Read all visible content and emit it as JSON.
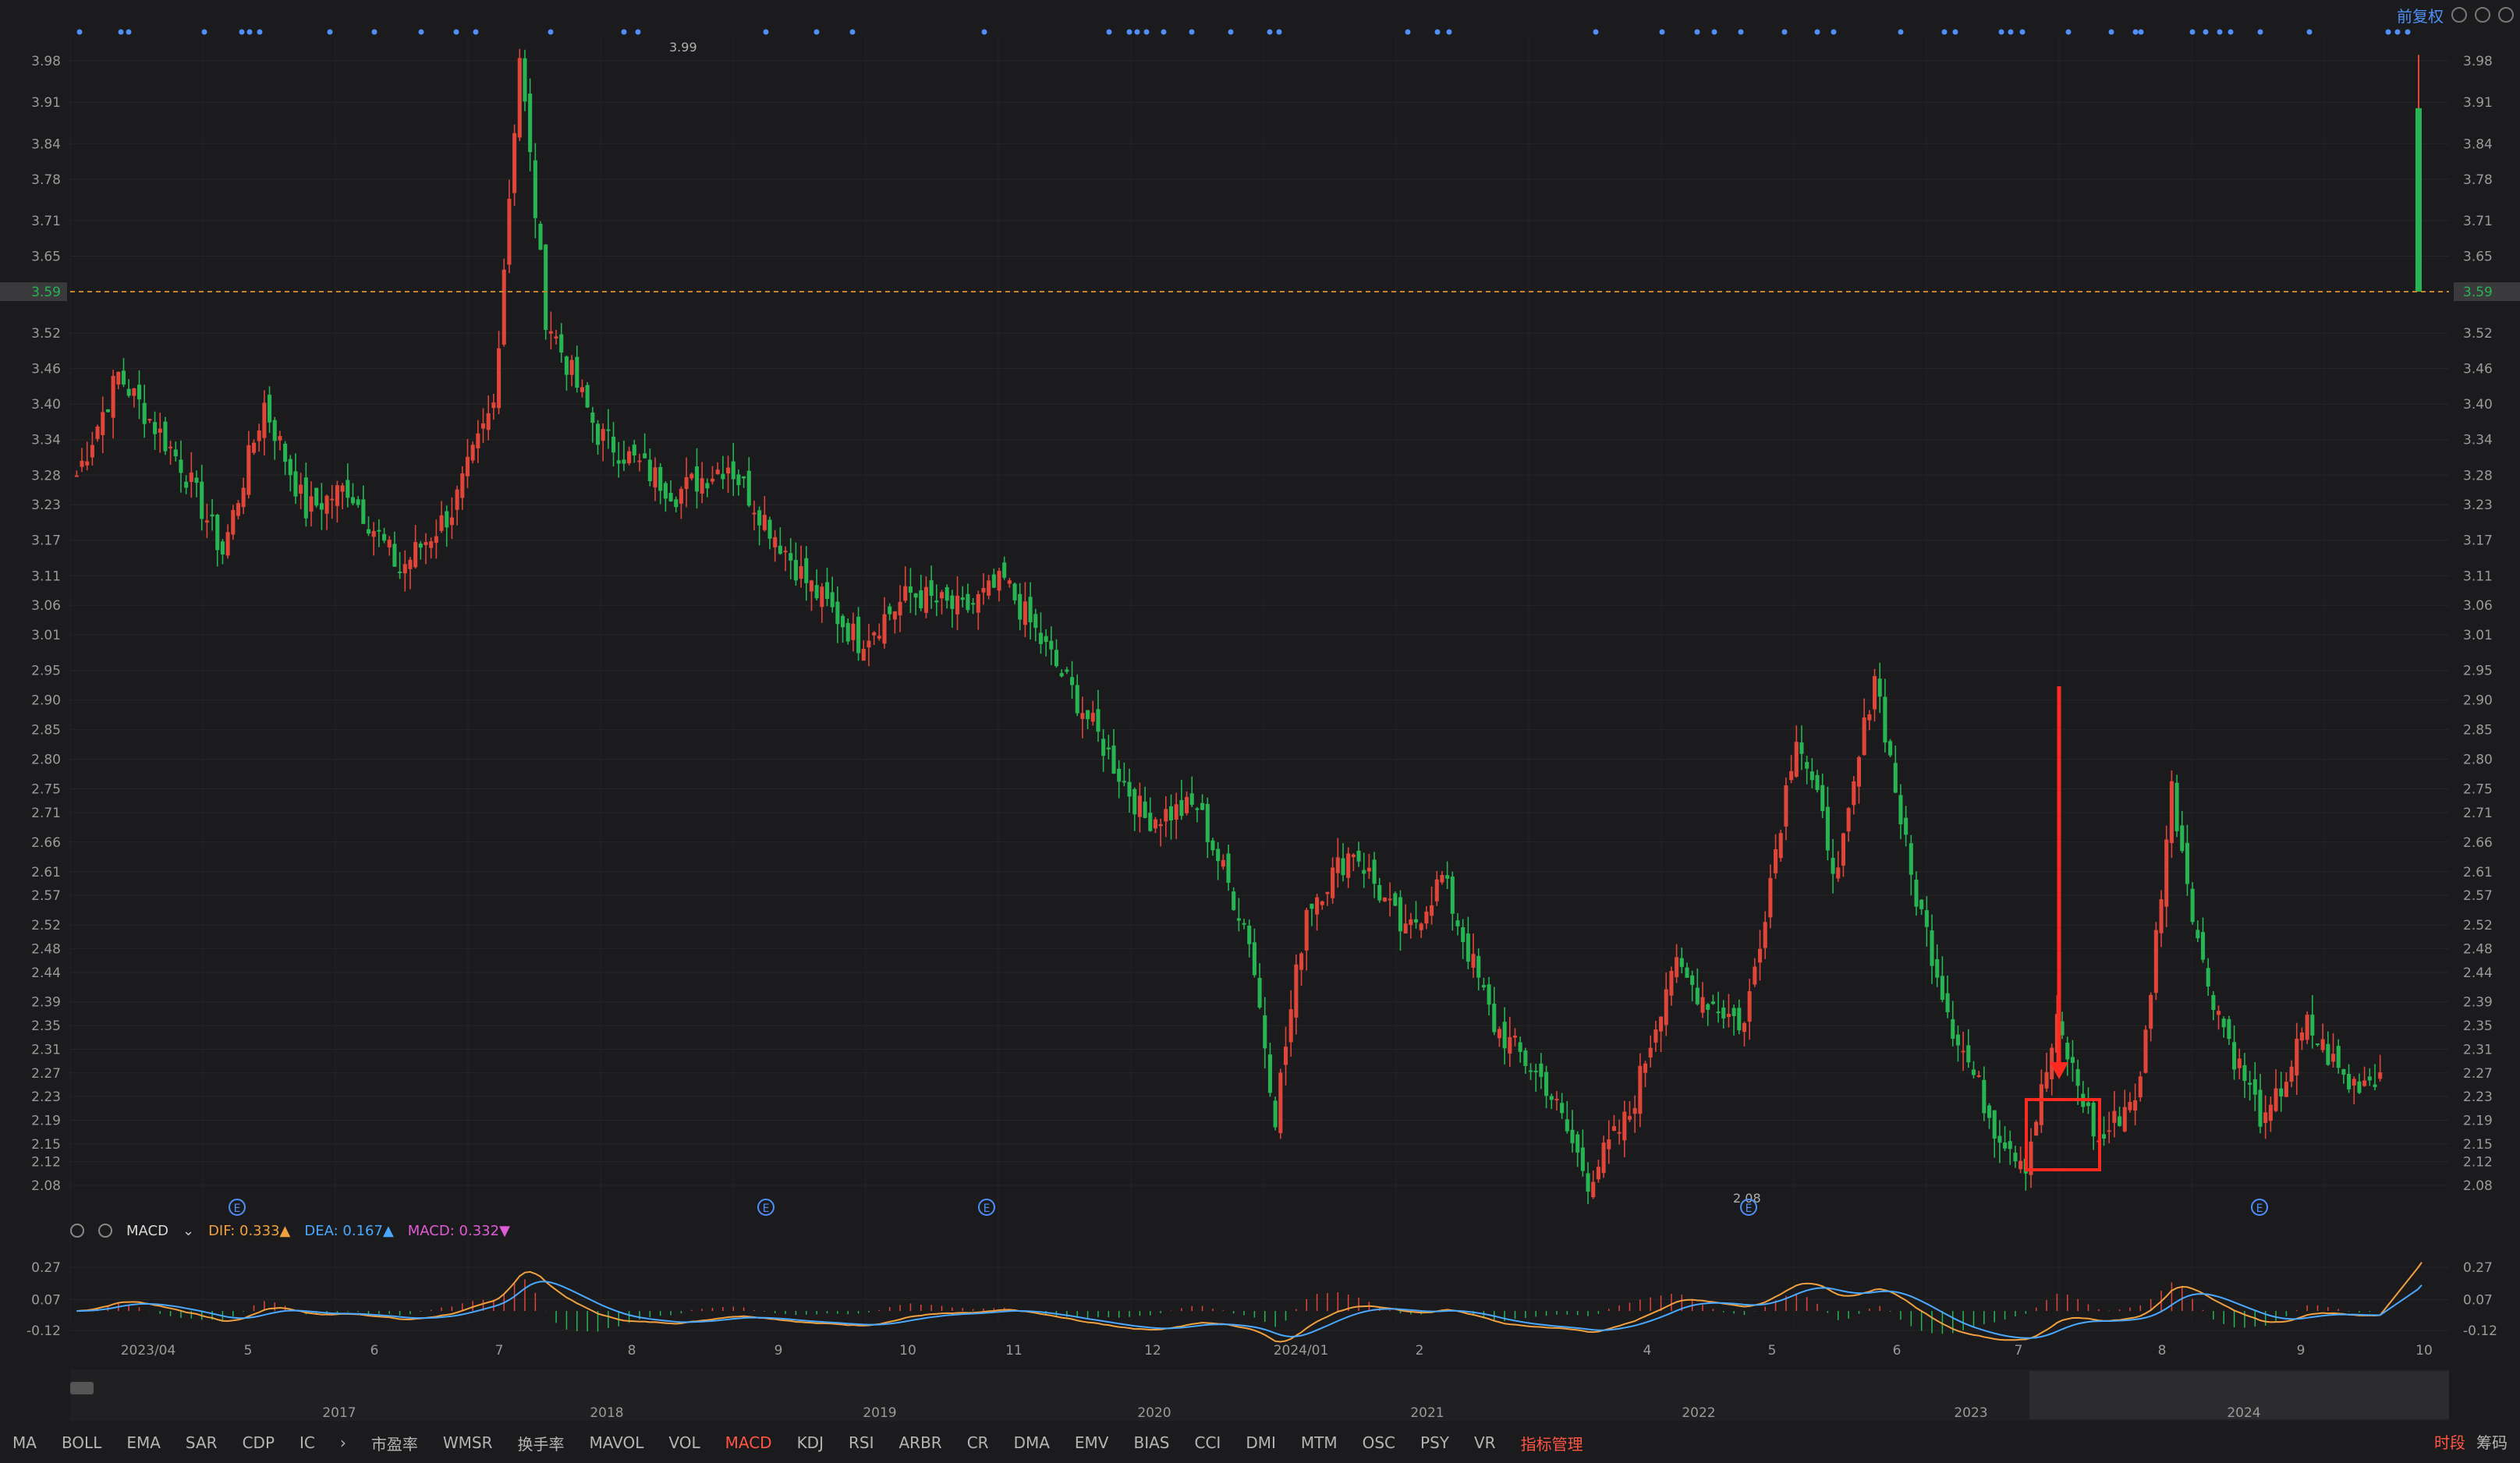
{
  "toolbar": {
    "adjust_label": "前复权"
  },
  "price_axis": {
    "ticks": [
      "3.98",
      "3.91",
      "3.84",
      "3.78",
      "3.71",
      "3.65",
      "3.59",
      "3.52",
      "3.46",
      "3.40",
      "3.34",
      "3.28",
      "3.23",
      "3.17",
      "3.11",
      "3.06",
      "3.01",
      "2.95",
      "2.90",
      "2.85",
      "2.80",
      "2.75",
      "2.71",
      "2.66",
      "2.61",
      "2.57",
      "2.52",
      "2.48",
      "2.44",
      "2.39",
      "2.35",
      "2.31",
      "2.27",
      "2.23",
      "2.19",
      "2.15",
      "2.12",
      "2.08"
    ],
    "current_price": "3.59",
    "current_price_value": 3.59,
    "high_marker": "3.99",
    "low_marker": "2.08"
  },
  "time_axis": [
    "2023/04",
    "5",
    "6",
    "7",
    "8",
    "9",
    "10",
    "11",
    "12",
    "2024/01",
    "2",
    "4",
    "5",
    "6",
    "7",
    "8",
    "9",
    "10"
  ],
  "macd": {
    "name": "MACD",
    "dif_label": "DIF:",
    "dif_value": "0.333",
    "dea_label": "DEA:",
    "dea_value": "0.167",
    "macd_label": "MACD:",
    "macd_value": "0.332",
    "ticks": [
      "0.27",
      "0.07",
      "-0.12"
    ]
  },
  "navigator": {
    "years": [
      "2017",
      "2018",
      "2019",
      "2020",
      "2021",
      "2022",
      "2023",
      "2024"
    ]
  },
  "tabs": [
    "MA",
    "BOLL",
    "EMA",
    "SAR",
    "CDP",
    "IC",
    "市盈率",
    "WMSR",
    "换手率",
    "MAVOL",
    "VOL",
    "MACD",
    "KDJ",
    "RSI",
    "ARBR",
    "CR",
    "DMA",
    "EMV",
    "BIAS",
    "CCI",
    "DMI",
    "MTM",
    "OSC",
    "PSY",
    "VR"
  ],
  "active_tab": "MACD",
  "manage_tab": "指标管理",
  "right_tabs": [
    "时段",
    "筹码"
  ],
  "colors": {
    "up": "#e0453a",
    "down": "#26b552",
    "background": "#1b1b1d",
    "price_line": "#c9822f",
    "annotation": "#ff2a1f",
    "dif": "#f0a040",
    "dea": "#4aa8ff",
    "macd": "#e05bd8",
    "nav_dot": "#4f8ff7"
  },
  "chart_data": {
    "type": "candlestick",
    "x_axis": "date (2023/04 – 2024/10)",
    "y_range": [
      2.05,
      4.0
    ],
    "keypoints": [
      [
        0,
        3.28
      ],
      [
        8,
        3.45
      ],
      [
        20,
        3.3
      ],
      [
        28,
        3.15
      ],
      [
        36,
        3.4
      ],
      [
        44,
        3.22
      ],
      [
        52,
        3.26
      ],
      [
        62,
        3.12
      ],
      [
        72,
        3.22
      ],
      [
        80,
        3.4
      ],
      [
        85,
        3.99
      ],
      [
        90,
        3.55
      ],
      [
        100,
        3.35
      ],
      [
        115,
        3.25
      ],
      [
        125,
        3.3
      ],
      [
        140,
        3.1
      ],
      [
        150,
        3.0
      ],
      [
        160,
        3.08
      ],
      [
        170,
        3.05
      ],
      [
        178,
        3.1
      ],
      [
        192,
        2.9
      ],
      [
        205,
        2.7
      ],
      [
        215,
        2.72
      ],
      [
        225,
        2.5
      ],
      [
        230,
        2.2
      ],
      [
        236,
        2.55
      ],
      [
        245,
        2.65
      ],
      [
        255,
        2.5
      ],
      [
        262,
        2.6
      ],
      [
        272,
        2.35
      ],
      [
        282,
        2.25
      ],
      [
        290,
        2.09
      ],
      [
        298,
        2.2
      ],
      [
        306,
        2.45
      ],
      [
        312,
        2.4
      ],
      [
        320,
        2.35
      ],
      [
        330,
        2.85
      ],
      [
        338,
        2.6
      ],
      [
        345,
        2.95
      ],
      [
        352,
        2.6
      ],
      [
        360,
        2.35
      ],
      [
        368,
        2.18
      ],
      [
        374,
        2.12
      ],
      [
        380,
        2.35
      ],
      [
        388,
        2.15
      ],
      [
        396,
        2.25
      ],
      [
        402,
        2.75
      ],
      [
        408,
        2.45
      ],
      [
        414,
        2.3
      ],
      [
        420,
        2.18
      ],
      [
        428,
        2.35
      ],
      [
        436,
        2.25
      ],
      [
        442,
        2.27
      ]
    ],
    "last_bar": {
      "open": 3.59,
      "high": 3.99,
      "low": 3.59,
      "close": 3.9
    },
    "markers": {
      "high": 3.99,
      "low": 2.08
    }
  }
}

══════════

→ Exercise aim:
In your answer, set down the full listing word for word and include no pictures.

→ Task answer:
Read all visible content and emit it as JSON.
{
  "toolbar": {
    "adjust_label": "前复权"
  },
  "price_axis": {
    "ticks": [
      "3.98",
      "3.91",
      "3.84",
      "3.78",
      "3.71",
      "3.65",
      "3.59",
      "3.52",
      "3.46",
      "3.40",
      "3.34",
      "3.28",
      "3.23",
      "3.17",
      "3.11",
      "3.06",
      "3.01",
      "2.95",
      "2.90",
      "2.85",
      "2.80",
      "2.75",
      "2.71",
      "2.66",
      "2.61",
      "2.57",
      "2.52",
      "2.48",
      "2.44",
      "2.39",
      "2.35",
      "2.31",
      "2.27",
      "2.23",
      "2.19",
      "2.15",
      "2.12",
      "2.08"
    ],
    "current_price": "3.59",
    "current_price_value": 3.59,
    "high_marker": "3.99",
    "low_marker": "2.08"
  },
  "time_axis": [
    "2023/04",
    "5",
    "6",
    "7",
    "8",
    "9",
    "10",
    "11",
    "12",
    "2024/01",
    "2",
    "4",
    "5",
    "6",
    "7",
    "8",
    "9",
    "10"
  ],
  "macd": {
    "name": "MACD",
    "dif_label": "DIF:",
    "dif_value": "0.333",
    "dea_label": "DEA:",
    "dea_value": "0.167",
    "macd_label": "MACD:",
    "macd_value": "0.332",
    "ticks": [
      "0.27",
      "0.07",
      "-0.12"
    ]
  },
  "navigator": {
    "years": [
      "2017",
      "2018",
      "2019",
      "2020",
      "2021",
      "2022",
      "2023",
      "2024"
    ]
  },
  "tabs": [
    "MA",
    "BOLL",
    "EMA",
    "SAR",
    "CDP",
    "IC",
    "市盈率",
    "WMSR",
    "换手率",
    "MAVOL",
    "VOL",
    "MACD",
    "KDJ",
    "RSI",
    "ARBR",
    "CR",
    "DMA",
    "EMV",
    "BIAS",
    "CCI",
    "DMI",
    "MTM",
    "OSC",
    "PSY",
    "VR"
  ],
  "active_tab": "MACD",
  "manage_tab": "指标管理",
  "right_tabs": [
    "时段",
    "筹码"
  ],
  "colors": {
    "up": "#e0453a",
    "down": "#26b552",
    "background": "#1b1b1d",
    "price_line": "#c9822f",
    "annotation": "#ff2a1f",
    "dif": "#f0a040",
    "dea": "#4aa8ff",
    "macd": "#e05bd8",
    "nav_dot": "#4f8ff7"
  },
  "chart_data": {
    "type": "candlestick",
    "x_axis": "date (2023/04 – 2024/10)",
    "y_range": [
      2.05,
      4.0
    ],
    "keypoints": [
      [
        0,
        3.28
      ],
      [
        8,
        3.45
      ],
      [
        20,
        3.3
      ],
      [
        28,
        3.15
      ],
      [
        36,
        3.4
      ],
      [
        44,
        3.22
      ],
      [
        52,
        3.26
      ],
      [
        62,
        3.12
      ],
      [
        72,
        3.22
      ],
      [
        80,
        3.4
      ],
      [
        85,
        3.99
      ],
      [
        90,
        3.55
      ],
      [
        100,
        3.35
      ],
      [
        115,
        3.25
      ],
      [
        125,
        3.3
      ],
      [
        140,
        3.1
      ],
      [
        150,
        3.0
      ],
      [
        160,
        3.08
      ],
      [
        170,
        3.05
      ],
      [
        178,
        3.1
      ],
      [
        192,
        2.9
      ],
      [
        205,
        2.7
      ],
      [
        215,
        2.72
      ],
      [
        225,
        2.5
      ],
      [
        230,
        2.2
      ],
      [
        236,
        2.55
      ],
      [
        245,
        2.65
      ],
      [
        255,
        2.5
      ],
      [
        262,
        2.6
      ],
      [
        272,
        2.35
      ],
      [
        282,
        2.25
      ],
      [
        290,
        2.09
      ],
      [
        298,
        2.2
      ],
      [
        306,
        2.45
      ],
      [
        312,
        2.4
      ],
      [
        320,
        2.35
      ],
      [
        330,
        2.85
      ],
      [
        338,
        2.6
      ],
      [
        345,
        2.95
      ],
      [
        352,
        2.6
      ],
      [
        360,
        2.35
      ],
      [
        368,
        2.18
      ],
      [
        374,
        2.12
      ],
      [
        380,
        2.35
      ],
      [
        388,
        2.15
      ],
      [
        396,
        2.25
      ],
      [
        402,
        2.75
      ],
      [
        408,
        2.45
      ],
      [
        414,
        2.3
      ],
      [
        420,
        2.18
      ],
      [
        428,
        2.35
      ],
      [
        436,
        2.25
      ],
      [
        442,
        2.27
      ]
    ],
    "last_bar": {
      "open": 3.59,
      "high": 3.99,
      "low": 3.59,
      "close": 3.9
    },
    "markers": {
      "high": 3.99,
      "low": 2.08
    }
  }
}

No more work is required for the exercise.